Daryl Tan: For the general direction of Bushi Genji's design, we leaned a little more towards samurai armor where it was less about ornamentation and more practicality. I think we searched for more Sengoku era samurai armor during the research phase, but we weren't married to that idea.
David Kang: For Zarya, we did the initial sketch in-house and sent the rough concept to our talented outside collaborators to polish and finalize the skin. Her design was a fun design to work on. The Polyanitsa skin is based on a Russian knight called a bogatyr that appears in a lot of the folktales and paintings. It would have been hard to get the feel and armor designs right if it weren't for our producer Natalia, who is from Russia. We had a lot of back-and-forth feedback throughout the process.
Yusuke Kozaki: [For Soldier: 76 and Tracer], I added details into my design by taking inspiration from soldier uniforms from the American Civil War and War of Independence.
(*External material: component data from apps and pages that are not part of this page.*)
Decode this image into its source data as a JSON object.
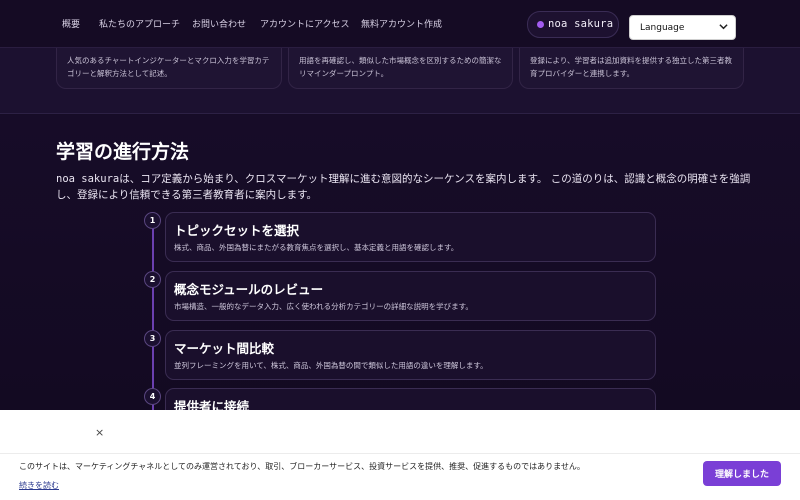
{
  "nav": {
    "links": [
      "概要",
      "私たちのアプローチ",
      "お問い合わせ",
      "アカウントにアクセス",
      "無料アカウント作成"
    ],
    "brand": "noa sakura",
    "language_label": "Language"
  },
  "cards": [
    "人気のあるチャートインジケーターとマクロ入力を学習カテゴリーと解釈方法として記述。",
    "用語を再確認し、類似した市場概念を区別するための簡潔なリマインダープロンプト。",
    "登録により、学習者は追加資料を提供する独立した第三者教育プロバイダーと連携します。"
  ],
  "section": {
    "title": "学習の進行方法",
    "intro_brand": "noa sakura",
    "intro_rest": "は、コア定義から始まり、クロスマーケット理解に進む意図的なシーケンスを案内します。 この道のりは、認識と概念の明確さを強調し、登録により信頼できる第三者教育者に案内します。",
    "steps": [
      {
        "num": "1",
        "title": "トピックセットを選択",
        "desc": "株式、商品、外国為替にまたがる教育焦点を選択し、基本定義と用語を確認します。"
      },
      {
        "num": "2",
        "title": "概念モジュールのレビュー",
        "desc": "市場構造、一般的なデータ入力、広く使われる分析カテゴリーの詳細な説明を学びます。"
      },
      {
        "num": "3",
        "title": "マーケット間比較",
        "desc": "並列フレーミングを用いて、株式、商品、外国為替の間で類似した用語の違いを理解します。"
      },
      {
        "num": "4",
        "title": "提供者に接続",
        "desc": ""
      }
    ]
  },
  "cookie": {
    "close": "×",
    "text": "このサイトは、マーケティングチャネルとしてのみ運営されており、取引、ブローカーサービス、投資サービスを提供、推奨、促進するものではありません。",
    "link": "続きを読む",
    "button": "理解しました"
  }
}
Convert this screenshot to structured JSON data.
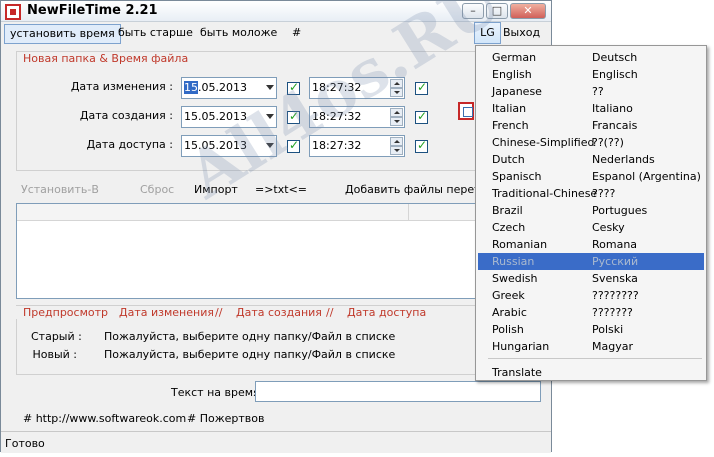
{
  "window": {
    "title": "NewFileTime 2.21"
  },
  "menu": {
    "items": [
      "установить время",
      "быть старше",
      "быть моложе",
      "#"
    ],
    "lg_label": "LG",
    "exit_label": "Выход"
  },
  "group": {
    "title": "Новая папка & Время файла",
    "rows": [
      {
        "label": "Дата изменения :",
        "date_selected": "15",
        "date_rest": ".05.2013",
        "time": "18:27:32"
      },
      {
        "label": "Дата создания :",
        "date_selected": "",
        "date_rest": "15.05.2013",
        "time": "18:27:32"
      },
      {
        "label": "Дата доступа :",
        "date_selected": "",
        "date_rest": "15.05.2013",
        "time": "18:27:32"
      }
    ]
  },
  "toolbar": {
    "set_to": "Установить-В",
    "reset": "Сброс",
    "import": "Импорт",
    "txt": "=>txt<=",
    "add_files": "Добавить файлы перетас"
  },
  "preview": {
    "label": "Предпросмотр",
    "sep": "//",
    "modified": "Дата изменения",
    "created": "Дата создания",
    "accessed": "Дата доступа",
    "old_label": "Старый :",
    "new_label": "Новый :",
    "old_value": "Пожалуйста, выберите одну папку/Файл в списке",
    "new_value": "Пожалуйста, выберите одну папку/Файл в списке"
  },
  "time_text_label": "Текст на время",
  "footer": {
    "website": "# http://www.softwareok.com",
    "donate": "# Пожертвов"
  },
  "status": "Готово",
  "languages": [
    {
      "en": "German",
      "native": "Deutsch"
    },
    {
      "en": "English",
      "native": "Englisch"
    },
    {
      "en": "Japanese",
      "native": "??"
    },
    {
      "en": "Italian",
      "native": "Italiano"
    },
    {
      "en": "French",
      "native": "Francais"
    },
    {
      "en": "Chinese-Simplified",
      "native": "??(??)"
    },
    {
      "en": "Dutch",
      "native": "Nederlands"
    },
    {
      "en": "Spanisch",
      "native": "Espanol (Argentina)"
    },
    {
      "en": "Traditional-Chinese",
      "native": "????"
    },
    {
      "en": "Brazil",
      "native": "Portugues"
    },
    {
      "en": "Czech",
      "native": "Cesky"
    },
    {
      "en": "Romanian",
      "native": "Romana"
    },
    {
      "en": "Russian",
      "native": "Русский"
    },
    {
      "en": "Swedish",
      "native": "Svenska"
    },
    {
      "en": "Greek",
      "native": "????????"
    },
    {
      "en": "Arabic",
      "native": "???????"
    },
    {
      "en": "Polish",
      "native": "Polski"
    },
    {
      "en": "Hungarian",
      "native": "Magyar"
    }
  ],
  "translate_label": "Translate",
  "selected_language_index": 12,
  "watermark": "All4os.RU"
}
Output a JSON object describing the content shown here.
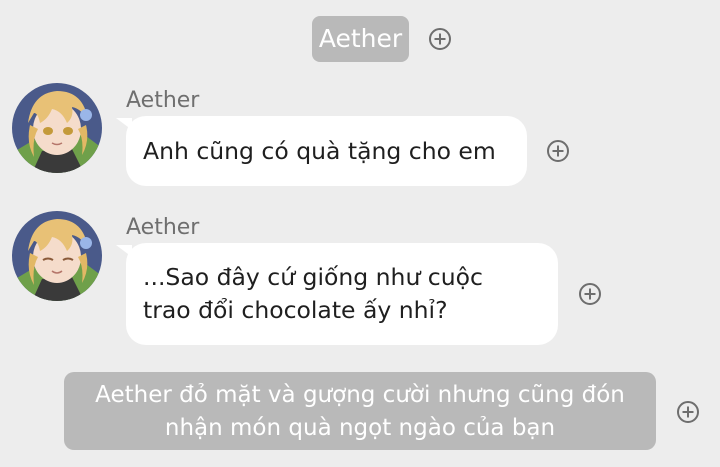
{
  "header": {
    "speaker_label": "Aether"
  },
  "messages": [
    {
      "sender": "Aether",
      "text": "Anh cũng có quà tặng cho em"
    },
    {
      "sender": "Aether",
      "lines": [
        "...Sao đây cứ giống như cuộc",
        "trao đổi chocolate ấy nhỉ?"
      ]
    }
  ],
  "narration": {
    "lines": [
      "Aether đỏ mặt và gượng cười nhưng cũng đón",
      "nhận món quà ngọt ngào của bạn"
    ]
  },
  "colors": {
    "background": "#ededed",
    "chip": "#b9b9b9",
    "bubble": "#ffffff",
    "icon": "#6e6e6e"
  },
  "icons": {
    "add": "plus-circle-icon",
    "avatar": "character-avatar"
  }
}
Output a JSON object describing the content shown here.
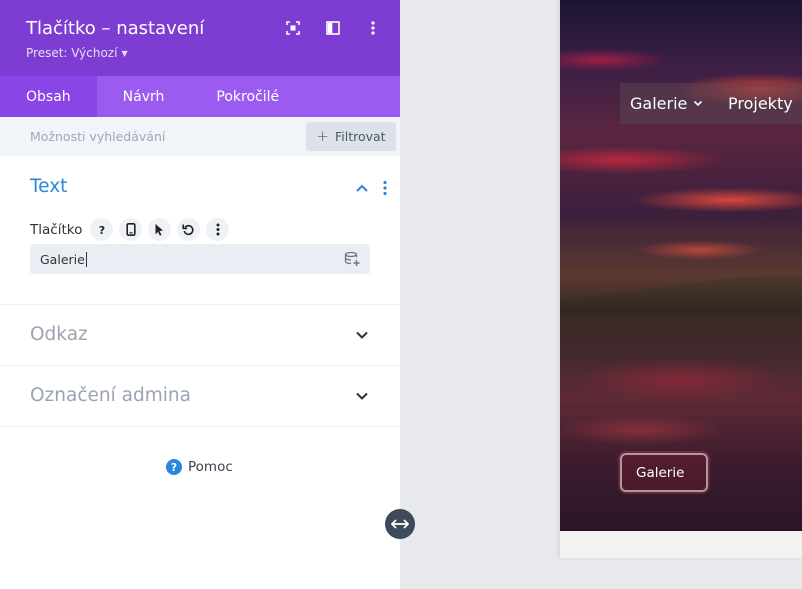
{
  "panel": {
    "title": "Tlačítko – nastavení",
    "preset_label": "Preset: Výchozí",
    "header_icons": [
      "fullscreen-icon",
      "layout-toggle-icon",
      "more-vertical-icon"
    ],
    "tabs": [
      {
        "label": "Obsah",
        "active": true
      },
      {
        "label": "Návrh",
        "active": false
      },
      {
        "label": "Pokročilé",
        "active": false
      }
    ],
    "search": {
      "placeholder": "Možnosti vyhledávání"
    },
    "filter_label": "Filtrovat"
  },
  "sections": {
    "text": {
      "title": "Text",
      "expanded": true,
      "field_label": "Tlačítko",
      "field_value": "Galerie",
      "field_tools": [
        "help-icon",
        "mobile-icon",
        "cursor-hover-icon",
        "reset-icon",
        "more-vertical-icon"
      ]
    },
    "link": {
      "title": "Odkaz",
      "expanded": false
    },
    "admin": {
      "title": "Označení admina",
      "expanded": false
    }
  },
  "help": {
    "label": "Pomoc",
    "icon_glyph": "?"
  },
  "canvas": {
    "nav_items": [
      "Galerie",
      "Projekty"
    ],
    "hero_button_label": "Galerie"
  },
  "colors": {
    "header": "#7d3cd2",
    "tabs": "#9b5bf0",
    "accent_blue": "#2b87da",
    "handle": "#3d4a5b"
  }
}
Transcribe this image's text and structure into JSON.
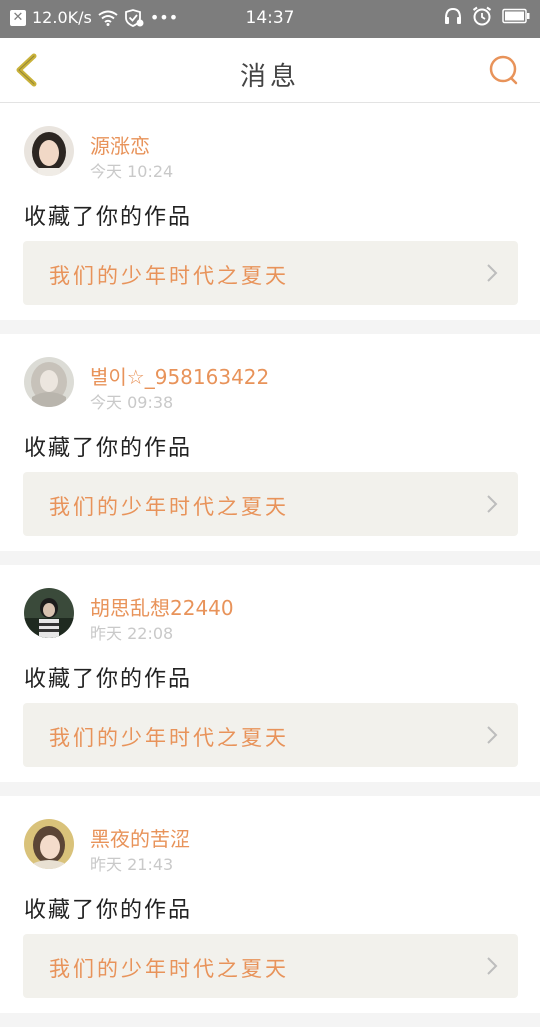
{
  "status_bar": {
    "speed": "12.0K/s",
    "dots": "•••",
    "time": "14:37",
    "notify_glyph": "✕"
  },
  "header": {
    "title": "消息"
  },
  "messages": [
    {
      "user": "源涨恋",
      "time": "今天 10:24",
      "action": "收藏了你的作品",
      "work": "我们的少年时代之夏天"
    },
    {
      "user": "별이☆_958163422",
      "time": "今天 09:38",
      "action": "收藏了你的作品",
      "work": "我们的少年时代之夏天"
    },
    {
      "user": "胡思乱想22440",
      "time": "昨天 22:08",
      "action": "收藏了你的作品",
      "work": "我们的少年时代之夏天"
    },
    {
      "user": "黑夜的苦涩",
      "time": "昨天 21:43",
      "action": "收藏了你的作品",
      "work": "我们的少年时代之夏天"
    }
  ],
  "colors": {
    "accent": "#e8935a",
    "back_arrow": "#c9b23a",
    "work_bg": "#f2f1ec"
  }
}
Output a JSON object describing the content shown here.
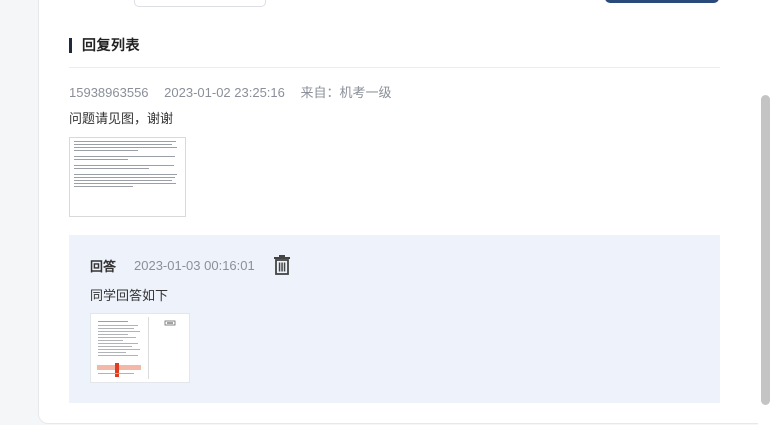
{
  "section": {
    "title": "回复列表"
  },
  "reply": {
    "user": "15938963556",
    "time": "2023-01-02 23:25:16",
    "source": "来自：机考一级",
    "content": "问题请见图，谢谢"
  },
  "answer": {
    "label": "回答",
    "time": "2023-01-03 00:16:01",
    "content": "同学回答如下"
  },
  "icons": {
    "delete": "trash-icon"
  },
  "colors": {
    "primary_button": "#2a4a7c",
    "answer_bg": "#eef3fb",
    "meta_text": "#8a8f99"
  }
}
How do you see the theme of each skin tying to its character?
Tan: I think it was pretty easy to see Genji as a Warring States era samurai. I can see him swift-striking foes down in broad daylight on the battlefield, armor glinting in the sun as he's soaked head to toe in blood. Talking a little about Bushi Genji's design, my first step was to lock down the look of his face plate: how would Genji's face plate look without incorporating any oni or demon masks, to avoid stepping on Oni Genji's toes? Once I had that down, the rest of the elements fell into place pretty easily.
Kang: I thought the theme was a great fit for Zarya, as she is like a modern-day knight with futuristic armor. The historical knight armor design fit very well on her and looked like it belonged. A bogatyr is also a slayer of dragons, so we tried to implement the dragon theme into the character—especially with her weapon.
Kozaki: I find that the dichotomy of pairing the United States and United Kingdoms with Soldier: 1776 and Cavalry Tracer was key to these designs.
What was the most interesting part of the design process?
Kozaki: I had an amazingly fun time from start to finish! I would have to say the best part of this project was the process of trying to take certain elements from my inspiration and recreating them in new designs without changing my chosen elements.
From now until April 27, take another trip into the Overwatch Archives. Dive into story-driven co-op missions from pivotal moments in the past, test your mettle against new deadly new Challenge Mission modifiers, and earn historically inspired loot, including Cavalry Tracer, Soldier: 1776, Bushi Genji, and Polyanitsa Zarya, along the way.